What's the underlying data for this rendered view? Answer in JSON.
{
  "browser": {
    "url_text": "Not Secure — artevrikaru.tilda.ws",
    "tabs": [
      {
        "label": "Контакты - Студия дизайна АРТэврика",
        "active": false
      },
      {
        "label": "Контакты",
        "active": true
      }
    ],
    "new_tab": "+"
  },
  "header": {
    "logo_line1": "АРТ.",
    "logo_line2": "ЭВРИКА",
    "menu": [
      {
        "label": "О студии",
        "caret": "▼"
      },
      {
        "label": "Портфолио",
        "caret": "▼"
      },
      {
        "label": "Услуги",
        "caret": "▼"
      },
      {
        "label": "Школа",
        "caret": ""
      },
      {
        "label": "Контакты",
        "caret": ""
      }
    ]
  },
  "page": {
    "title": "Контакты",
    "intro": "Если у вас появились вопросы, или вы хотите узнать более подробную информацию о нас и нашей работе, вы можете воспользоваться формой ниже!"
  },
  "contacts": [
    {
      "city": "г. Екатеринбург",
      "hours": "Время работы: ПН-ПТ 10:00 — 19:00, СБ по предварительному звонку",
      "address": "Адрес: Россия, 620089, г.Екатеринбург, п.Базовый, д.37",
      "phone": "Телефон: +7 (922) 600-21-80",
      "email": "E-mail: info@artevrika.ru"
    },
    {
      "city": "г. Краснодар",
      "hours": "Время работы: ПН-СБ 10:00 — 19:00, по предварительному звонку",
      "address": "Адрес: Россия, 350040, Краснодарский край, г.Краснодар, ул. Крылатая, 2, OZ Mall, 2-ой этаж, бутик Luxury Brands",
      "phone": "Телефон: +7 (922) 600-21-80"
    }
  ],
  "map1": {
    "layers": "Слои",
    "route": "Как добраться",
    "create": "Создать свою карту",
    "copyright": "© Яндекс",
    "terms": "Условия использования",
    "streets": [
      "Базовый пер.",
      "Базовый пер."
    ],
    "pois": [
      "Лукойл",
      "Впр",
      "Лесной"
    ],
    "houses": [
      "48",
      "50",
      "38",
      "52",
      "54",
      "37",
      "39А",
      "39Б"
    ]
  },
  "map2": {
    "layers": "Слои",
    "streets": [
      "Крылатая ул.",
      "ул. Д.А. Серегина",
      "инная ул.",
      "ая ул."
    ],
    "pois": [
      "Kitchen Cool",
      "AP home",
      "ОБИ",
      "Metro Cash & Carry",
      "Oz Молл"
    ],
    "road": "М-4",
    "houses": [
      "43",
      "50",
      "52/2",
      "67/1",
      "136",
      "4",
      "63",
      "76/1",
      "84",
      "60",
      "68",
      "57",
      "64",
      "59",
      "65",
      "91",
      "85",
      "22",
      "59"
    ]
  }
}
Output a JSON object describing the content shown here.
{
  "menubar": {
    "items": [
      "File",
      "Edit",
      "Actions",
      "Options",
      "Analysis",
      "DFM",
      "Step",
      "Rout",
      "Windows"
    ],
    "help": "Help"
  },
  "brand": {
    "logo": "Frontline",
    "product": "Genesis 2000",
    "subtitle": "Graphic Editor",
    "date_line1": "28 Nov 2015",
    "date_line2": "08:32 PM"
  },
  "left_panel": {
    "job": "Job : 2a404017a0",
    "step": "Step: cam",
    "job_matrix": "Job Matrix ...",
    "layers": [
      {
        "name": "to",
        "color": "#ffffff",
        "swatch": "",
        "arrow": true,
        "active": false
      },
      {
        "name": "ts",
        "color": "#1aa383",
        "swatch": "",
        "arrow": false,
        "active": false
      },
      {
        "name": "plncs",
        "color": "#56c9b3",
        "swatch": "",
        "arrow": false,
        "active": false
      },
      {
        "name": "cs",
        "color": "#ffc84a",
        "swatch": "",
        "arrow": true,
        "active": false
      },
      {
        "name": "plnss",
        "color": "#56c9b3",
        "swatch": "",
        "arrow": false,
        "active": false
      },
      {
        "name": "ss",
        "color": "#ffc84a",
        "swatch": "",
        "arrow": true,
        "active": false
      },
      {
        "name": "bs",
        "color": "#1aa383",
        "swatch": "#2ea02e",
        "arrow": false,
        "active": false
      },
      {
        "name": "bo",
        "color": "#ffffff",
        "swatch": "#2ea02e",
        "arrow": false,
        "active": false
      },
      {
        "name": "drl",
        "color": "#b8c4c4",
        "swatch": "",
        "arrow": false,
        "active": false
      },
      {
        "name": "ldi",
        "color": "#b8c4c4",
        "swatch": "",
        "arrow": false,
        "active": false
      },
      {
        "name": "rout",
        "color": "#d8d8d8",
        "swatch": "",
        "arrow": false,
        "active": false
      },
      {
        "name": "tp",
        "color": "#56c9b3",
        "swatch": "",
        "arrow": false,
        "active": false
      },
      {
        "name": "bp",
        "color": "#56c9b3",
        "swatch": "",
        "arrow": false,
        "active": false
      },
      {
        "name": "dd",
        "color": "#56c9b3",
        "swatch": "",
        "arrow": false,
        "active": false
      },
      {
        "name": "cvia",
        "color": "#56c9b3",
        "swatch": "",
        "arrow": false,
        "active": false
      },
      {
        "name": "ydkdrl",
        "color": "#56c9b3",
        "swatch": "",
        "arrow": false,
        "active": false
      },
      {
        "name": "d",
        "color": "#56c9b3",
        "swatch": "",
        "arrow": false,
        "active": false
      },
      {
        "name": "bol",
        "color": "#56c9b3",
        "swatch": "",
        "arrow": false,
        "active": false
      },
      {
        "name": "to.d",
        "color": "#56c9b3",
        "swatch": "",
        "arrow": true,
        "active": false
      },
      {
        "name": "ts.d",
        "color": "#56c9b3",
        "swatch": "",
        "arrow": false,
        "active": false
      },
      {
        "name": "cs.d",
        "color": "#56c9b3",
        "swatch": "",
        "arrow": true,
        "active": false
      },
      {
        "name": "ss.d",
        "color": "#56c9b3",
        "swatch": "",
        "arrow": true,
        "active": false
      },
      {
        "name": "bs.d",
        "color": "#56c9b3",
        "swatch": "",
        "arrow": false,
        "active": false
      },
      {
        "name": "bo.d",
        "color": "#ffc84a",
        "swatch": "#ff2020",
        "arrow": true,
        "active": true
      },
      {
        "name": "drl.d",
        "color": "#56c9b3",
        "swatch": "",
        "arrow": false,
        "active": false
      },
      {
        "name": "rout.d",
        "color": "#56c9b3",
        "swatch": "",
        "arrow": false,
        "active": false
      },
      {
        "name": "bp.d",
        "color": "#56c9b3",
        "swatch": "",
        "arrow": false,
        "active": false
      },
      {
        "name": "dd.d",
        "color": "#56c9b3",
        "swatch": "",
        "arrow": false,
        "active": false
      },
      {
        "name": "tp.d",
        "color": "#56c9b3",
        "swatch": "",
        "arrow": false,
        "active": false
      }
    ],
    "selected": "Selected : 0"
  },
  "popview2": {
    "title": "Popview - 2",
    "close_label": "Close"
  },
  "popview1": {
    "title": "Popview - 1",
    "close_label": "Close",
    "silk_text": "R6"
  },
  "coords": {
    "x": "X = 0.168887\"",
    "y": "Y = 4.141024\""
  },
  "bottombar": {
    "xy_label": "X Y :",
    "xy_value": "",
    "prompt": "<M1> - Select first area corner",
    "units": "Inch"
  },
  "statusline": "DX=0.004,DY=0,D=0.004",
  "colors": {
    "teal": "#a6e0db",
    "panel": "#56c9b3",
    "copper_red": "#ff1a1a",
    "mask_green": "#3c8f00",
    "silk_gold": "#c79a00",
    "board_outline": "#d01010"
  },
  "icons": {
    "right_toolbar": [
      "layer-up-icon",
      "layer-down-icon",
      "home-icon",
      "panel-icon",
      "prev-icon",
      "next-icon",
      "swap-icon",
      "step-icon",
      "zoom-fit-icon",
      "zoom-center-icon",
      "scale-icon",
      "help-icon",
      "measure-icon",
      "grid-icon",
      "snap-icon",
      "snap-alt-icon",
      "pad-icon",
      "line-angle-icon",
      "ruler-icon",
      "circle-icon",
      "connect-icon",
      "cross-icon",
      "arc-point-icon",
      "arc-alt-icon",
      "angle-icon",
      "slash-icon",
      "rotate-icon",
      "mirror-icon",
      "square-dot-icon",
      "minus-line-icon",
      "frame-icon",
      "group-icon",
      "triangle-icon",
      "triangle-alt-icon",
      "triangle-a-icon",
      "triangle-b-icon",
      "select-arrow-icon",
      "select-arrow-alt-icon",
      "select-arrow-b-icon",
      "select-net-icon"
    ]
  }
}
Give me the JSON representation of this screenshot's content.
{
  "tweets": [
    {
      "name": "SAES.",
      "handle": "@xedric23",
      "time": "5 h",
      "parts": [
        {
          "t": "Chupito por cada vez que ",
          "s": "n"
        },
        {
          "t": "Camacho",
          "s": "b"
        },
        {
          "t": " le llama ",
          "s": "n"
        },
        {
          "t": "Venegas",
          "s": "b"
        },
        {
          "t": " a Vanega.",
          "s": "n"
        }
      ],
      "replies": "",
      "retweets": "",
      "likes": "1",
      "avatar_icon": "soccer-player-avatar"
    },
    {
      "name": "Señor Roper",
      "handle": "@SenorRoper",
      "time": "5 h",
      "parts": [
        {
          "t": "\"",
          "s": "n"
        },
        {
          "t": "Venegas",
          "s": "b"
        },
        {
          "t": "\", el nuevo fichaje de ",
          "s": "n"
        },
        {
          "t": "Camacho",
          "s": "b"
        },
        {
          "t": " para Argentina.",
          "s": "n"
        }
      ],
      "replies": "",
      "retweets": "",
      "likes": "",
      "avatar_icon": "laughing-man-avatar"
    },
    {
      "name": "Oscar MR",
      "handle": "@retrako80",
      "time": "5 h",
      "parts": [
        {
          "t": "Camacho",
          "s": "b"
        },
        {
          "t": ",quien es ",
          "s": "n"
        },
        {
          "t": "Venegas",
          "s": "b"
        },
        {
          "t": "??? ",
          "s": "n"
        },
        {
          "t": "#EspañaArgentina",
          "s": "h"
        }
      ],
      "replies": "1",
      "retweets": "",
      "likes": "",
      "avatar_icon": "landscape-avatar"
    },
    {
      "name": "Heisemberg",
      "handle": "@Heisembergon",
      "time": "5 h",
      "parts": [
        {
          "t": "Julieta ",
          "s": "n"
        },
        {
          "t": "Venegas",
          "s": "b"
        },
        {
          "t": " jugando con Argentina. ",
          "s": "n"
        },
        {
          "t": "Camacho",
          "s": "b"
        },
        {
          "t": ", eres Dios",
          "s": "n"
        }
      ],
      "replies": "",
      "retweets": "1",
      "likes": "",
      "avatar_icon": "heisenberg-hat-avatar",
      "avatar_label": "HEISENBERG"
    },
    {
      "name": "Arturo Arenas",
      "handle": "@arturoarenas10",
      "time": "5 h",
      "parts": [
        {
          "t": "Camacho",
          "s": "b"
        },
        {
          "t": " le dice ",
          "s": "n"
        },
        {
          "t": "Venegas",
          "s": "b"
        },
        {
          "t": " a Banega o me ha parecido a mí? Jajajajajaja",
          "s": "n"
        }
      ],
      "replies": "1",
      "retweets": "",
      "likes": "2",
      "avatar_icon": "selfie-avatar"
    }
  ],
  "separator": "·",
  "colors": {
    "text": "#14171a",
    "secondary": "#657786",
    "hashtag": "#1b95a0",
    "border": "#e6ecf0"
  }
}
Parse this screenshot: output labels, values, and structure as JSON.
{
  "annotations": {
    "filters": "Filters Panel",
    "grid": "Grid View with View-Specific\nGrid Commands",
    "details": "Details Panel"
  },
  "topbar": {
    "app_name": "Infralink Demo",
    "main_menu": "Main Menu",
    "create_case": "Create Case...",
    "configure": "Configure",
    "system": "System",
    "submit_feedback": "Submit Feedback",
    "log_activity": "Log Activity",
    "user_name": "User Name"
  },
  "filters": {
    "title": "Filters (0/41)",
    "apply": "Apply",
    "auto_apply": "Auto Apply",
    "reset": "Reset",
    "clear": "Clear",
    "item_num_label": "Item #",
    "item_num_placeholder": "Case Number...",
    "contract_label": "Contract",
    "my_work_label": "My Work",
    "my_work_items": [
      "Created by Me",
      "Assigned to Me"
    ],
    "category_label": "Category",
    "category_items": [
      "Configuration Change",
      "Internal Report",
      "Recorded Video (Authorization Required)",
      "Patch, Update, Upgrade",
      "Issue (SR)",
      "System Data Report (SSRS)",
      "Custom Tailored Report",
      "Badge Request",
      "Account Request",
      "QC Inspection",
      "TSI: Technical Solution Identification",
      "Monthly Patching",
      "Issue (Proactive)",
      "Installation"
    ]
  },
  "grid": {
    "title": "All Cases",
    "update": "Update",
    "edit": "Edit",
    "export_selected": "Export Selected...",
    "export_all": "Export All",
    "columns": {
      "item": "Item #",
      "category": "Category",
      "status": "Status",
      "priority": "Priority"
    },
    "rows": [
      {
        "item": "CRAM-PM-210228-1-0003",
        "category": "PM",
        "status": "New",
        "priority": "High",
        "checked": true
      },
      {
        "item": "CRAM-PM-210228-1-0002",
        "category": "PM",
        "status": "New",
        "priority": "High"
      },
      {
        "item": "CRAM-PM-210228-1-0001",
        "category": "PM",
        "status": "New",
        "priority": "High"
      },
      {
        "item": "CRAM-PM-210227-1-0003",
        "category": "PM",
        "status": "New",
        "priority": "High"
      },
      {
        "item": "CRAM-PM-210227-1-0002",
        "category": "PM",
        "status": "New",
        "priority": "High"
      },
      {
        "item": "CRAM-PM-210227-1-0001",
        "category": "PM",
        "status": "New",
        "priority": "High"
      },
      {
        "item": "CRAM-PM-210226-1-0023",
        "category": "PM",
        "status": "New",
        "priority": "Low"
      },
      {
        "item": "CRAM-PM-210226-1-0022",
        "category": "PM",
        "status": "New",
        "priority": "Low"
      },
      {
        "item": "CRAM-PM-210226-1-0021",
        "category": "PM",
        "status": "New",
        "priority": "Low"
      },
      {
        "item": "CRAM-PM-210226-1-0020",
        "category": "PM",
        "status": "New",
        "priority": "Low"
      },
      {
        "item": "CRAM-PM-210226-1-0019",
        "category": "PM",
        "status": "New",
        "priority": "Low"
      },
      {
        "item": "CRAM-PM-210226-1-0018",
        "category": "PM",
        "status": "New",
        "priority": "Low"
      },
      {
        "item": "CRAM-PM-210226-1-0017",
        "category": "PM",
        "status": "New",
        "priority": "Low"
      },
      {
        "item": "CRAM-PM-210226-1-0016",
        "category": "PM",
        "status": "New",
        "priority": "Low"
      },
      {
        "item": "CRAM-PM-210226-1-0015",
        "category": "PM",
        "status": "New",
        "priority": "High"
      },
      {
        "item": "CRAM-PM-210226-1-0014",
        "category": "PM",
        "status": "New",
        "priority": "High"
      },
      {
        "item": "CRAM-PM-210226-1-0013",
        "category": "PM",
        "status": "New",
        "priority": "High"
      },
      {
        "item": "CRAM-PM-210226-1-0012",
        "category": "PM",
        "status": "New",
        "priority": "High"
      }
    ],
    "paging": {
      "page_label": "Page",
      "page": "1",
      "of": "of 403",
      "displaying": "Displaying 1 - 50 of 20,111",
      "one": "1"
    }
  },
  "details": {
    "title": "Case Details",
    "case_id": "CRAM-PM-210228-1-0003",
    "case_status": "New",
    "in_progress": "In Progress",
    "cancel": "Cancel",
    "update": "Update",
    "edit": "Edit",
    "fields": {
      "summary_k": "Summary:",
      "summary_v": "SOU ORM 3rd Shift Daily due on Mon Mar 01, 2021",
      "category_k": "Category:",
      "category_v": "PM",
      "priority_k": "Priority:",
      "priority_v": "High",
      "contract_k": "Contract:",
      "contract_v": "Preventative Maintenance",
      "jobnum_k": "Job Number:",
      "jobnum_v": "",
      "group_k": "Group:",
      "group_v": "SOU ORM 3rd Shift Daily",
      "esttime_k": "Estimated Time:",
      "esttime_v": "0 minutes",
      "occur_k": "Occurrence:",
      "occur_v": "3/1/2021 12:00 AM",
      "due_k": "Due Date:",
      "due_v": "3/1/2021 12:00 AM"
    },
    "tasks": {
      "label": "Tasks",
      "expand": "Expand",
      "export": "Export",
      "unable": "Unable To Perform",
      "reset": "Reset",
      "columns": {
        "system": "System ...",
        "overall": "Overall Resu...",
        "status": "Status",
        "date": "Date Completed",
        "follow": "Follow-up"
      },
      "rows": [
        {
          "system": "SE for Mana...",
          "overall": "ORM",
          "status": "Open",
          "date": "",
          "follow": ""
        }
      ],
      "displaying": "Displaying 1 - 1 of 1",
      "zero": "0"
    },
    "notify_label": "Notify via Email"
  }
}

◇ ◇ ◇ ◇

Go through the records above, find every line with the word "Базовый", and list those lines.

▶ [Solution for this task]:
      "address": "Адрес: Россия, 620089, г.Екатеринбург, п.Базовый, д.37",
      "Базовый пер.",
      "Базовый пер."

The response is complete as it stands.